Here’s the problem: In the managed care litigation space, noncontracted medical providers are suing payors as part of their business-collections strategy, utilizing quasi-contract theories of recovery in their attempt to justify ever growing bills.
In the traditional contracted-provider/ payor relationship, the network agreement, of course, governs rates of reimbursement. Medical providers are turning to quasi-contract claims with frequency, however, when there is no contract between the payor (or managed care provider or defendant) and provider, or a contract contains an anti-assignment provision.
Today, payors are seeing more claims for unjust enrichment and quantum meruit — which translates to “as much as is deserved” — as providers scramble to secure payment for services (whether or not those services were requested by a payor).
In part, this is because the laws permitting recovery in the managed care space are unclear in certain areas of the country.
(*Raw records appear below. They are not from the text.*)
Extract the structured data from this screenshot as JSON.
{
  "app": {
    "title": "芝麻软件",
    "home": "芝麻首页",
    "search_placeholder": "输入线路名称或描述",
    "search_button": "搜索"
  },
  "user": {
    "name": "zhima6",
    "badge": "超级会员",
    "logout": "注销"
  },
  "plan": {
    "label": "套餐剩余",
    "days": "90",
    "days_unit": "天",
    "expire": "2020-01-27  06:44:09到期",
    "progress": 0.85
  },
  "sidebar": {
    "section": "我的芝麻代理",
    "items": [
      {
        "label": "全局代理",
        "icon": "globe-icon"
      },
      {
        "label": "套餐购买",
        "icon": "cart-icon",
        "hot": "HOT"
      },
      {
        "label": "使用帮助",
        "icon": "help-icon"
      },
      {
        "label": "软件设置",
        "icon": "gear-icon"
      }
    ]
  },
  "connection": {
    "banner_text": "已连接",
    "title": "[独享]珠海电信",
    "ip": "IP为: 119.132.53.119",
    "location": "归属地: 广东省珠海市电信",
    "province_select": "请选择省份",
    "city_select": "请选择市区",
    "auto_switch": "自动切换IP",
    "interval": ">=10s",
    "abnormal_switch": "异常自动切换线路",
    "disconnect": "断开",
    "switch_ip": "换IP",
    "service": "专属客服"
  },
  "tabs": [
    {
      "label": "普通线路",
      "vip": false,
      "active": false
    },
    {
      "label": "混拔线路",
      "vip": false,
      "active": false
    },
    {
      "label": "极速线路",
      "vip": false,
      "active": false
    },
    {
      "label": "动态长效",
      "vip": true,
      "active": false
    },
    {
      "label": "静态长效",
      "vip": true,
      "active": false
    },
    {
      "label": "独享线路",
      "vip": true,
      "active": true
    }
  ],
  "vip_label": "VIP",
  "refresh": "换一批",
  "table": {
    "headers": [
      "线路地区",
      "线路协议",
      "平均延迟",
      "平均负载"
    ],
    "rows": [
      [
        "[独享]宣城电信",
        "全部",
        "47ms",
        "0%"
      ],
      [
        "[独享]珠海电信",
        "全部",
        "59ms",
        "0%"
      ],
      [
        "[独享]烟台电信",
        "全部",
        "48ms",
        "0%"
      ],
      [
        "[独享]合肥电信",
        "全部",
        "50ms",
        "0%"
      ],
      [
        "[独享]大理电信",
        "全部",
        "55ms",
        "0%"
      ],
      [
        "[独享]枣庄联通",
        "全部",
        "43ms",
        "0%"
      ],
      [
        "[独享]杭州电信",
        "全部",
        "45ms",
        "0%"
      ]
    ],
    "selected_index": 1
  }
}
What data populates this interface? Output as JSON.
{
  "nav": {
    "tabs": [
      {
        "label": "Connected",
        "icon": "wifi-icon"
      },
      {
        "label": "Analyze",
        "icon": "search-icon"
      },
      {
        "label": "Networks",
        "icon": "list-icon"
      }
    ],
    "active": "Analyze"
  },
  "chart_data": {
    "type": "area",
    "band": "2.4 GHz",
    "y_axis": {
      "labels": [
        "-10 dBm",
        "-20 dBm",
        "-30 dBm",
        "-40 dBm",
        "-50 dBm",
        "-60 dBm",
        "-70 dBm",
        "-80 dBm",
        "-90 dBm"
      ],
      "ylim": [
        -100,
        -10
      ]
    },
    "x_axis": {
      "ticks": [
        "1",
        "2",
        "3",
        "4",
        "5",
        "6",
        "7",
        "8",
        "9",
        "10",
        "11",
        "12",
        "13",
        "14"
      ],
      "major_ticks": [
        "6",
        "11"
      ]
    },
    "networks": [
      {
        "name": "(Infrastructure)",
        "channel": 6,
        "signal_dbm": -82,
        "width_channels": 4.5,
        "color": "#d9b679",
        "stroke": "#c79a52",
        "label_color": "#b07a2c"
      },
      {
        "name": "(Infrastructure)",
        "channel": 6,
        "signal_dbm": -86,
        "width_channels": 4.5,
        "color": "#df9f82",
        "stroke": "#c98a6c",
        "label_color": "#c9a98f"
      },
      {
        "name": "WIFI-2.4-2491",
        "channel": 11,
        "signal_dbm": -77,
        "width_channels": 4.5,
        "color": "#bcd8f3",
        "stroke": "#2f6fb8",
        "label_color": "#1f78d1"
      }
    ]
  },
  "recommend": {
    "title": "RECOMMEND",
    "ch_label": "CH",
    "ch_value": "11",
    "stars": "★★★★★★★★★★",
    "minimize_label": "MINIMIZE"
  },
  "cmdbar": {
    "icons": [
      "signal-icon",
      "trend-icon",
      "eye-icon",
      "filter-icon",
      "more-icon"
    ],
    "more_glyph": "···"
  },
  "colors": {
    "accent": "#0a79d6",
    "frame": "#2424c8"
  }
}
This considered, payors can and should challenge these claims at the outset, and are not without their legal defenses.
Read the full article in Law360 here.